GIVEN RECORDS:
——————

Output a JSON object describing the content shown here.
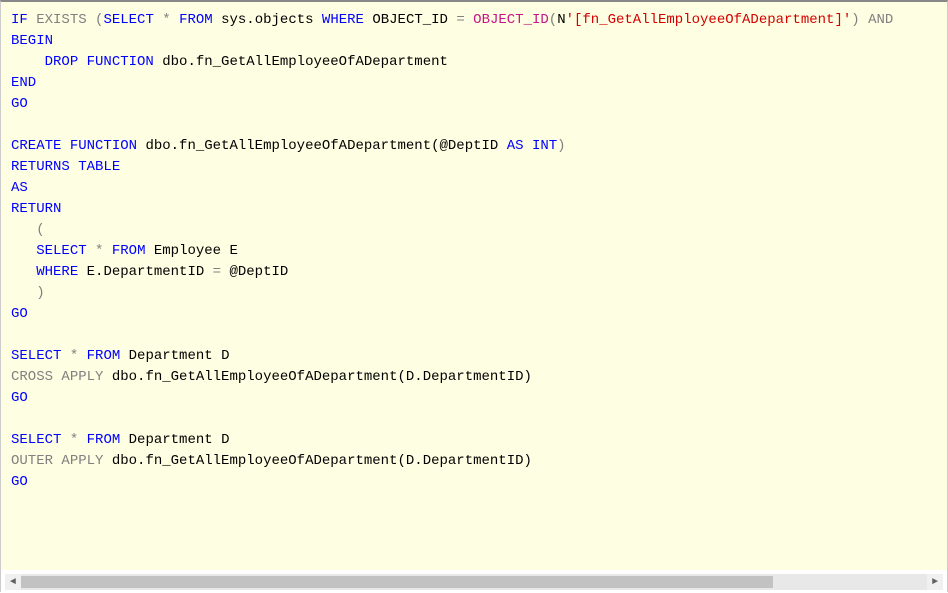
{
  "code": {
    "line1": {
      "if": "IF",
      "exists": "EXISTS",
      "p1": " (",
      "select": "SELECT",
      "star": " * ",
      "from": "FROM",
      "obj": " sys.objects ",
      "where": "WHERE",
      "objid": " OBJECT_ID ",
      "eq": "=",
      "fn": " OBJECT_ID",
      "p2": "(",
      "n": "N",
      "str": "'[fn_GetAllEmployeeOfADepartment]'",
      "p3": ") ",
      "and": "AND"
    },
    "line2": "BEGIN",
    "line3": {
      "indent": "    ",
      "drop": "DROP",
      "sp": " ",
      "function": "FUNCTION",
      "name": " dbo.fn_GetAllEmployeeOfADepartment"
    },
    "line4": "END",
    "line5": "GO",
    "line7": {
      "create": "CREATE",
      "sp": " ",
      "function": "FUNCTION",
      "name": " dbo.fn_GetAllEmployeeOfADepartment(@DeptID ",
      "as": "AS",
      "sp2": " ",
      "int": "INT",
      "p": ")"
    },
    "line8": {
      "returns": "RETURNS",
      "sp": " ",
      "table": "TABLE"
    },
    "line9": "AS",
    "line10": "RETURN",
    "line11": "   (",
    "line12": {
      "indent": "   ",
      "select": "SELECT",
      "star": " * ",
      "from": "FROM",
      "rest": " Employee E"
    },
    "line13": {
      "indent": "   ",
      "where": "WHERE",
      "rest": " E.DepartmentID ",
      "eq": "=",
      "rest2": " @DeptID"
    },
    "line14": "   )",
    "line15": "GO",
    "line17": {
      "select": "SELECT",
      "star": " * ",
      "from": "FROM",
      "rest": " Department D"
    },
    "line18": {
      "cross": "CROSS",
      "sp": " ",
      "apply": "APPLY",
      "rest": " dbo.fn_GetAllEmployeeOfADepartment(D.DepartmentID)"
    },
    "line19": "GO",
    "line21": {
      "select": "SELECT",
      "star": " * ",
      "from": "FROM",
      "rest": " Department D"
    },
    "line22": {
      "outer": "OUTER",
      "sp": " ",
      "apply": "APPLY",
      "rest": " dbo.fn_GetAllEmployeeOfADepartment(D.DepartmentID)"
    },
    "line23": "GO"
  },
  "scroll": {
    "left": "◄",
    "right": "►"
  }
}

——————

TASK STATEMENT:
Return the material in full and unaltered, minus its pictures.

THE ANSWER:
Output a JSON object describing the content shown here.
{
  "code": {
    "line1": {
      "if": "IF",
      "exists": "EXISTS",
      "p1": " (",
      "select": "SELECT",
      "star": " * ",
      "from": "FROM",
      "obj": " sys.objects ",
      "where": "WHERE",
      "objid": " OBJECT_ID ",
      "eq": "=",
      "fn": " OBJECT_ID",
      "p2": "(",
      "n": "N",
      "str": "'[fn_GetAllEmployeeOfADepartment]'",
      "p3": ") ",
      "and": "AND"
    },
    "line2": "BEGIN",
    "line3": {
      "indent": "    ",
      "drop": "DROP",
      "sp": " ",
      "function": "FUNCTION",
      "name": " dbo.fn_GetAllEmployeeOfADepartment"
    },
    "line4": "END",
    "line5": "GO",
    "line7": {
      "create": "CREATE",
      "sp": " ",
      "function": "FUNCTION",
      "name": " dbo.fn_GetAllEmployeeOfADepartment(@DeptID ",
      "as": "AS",
      "sp2": " ",
      "int": "INT",
      "p": ")"
    },
    "line8": {
      "returns": "RETURNS",
      "sp": " ",
      "table": "TABLE"
    },
    "line9": "AS",
    "line10": "RETURN",
    "line11": "   (",
    "line12": {
      "indent": "   ",
      "select": "SELECT",
      "star": " * ",
      "from": "FROM",
      "rest": " Employee E"
    },
    "line13": {
      "indent": "   ",
      "where": "WHERE",
      "rest": " E.DepartmentID ",
      "eq": "=",
      "rest2": " @DeptID"
    },
    "line14": "   )",
    "line15": "GO",
    "line17": {
      "select": "SELECT",
      "star": " * ",
      "from": "FROM",
      "rest": " Department D"
    },
    "line18": {
      "cross": "CROSS",
      "sp": " ",
      "apply": "APPLY",
      "rest": " dbo.fn_GetAllEmployeeOfADepartment(D.DepartmentID)"
    },
    "line19": "GO",
    "line21": {
      "select": "SELECT",
      "star": " * ",
      "from": "FROM",
      "rest": " Department D"
    },
    "line22": {
      "outer": "OUTER",
      "sp": " ",
      "apply": "APPLY",
      "rest": " dbo.fn_GetAllEmployeeOfADepartment(D.DepartmentID)"
    },
    "line23": "GO"
  },
  "scroll": {
    "left": "◄",
    "right": "►"
  }
}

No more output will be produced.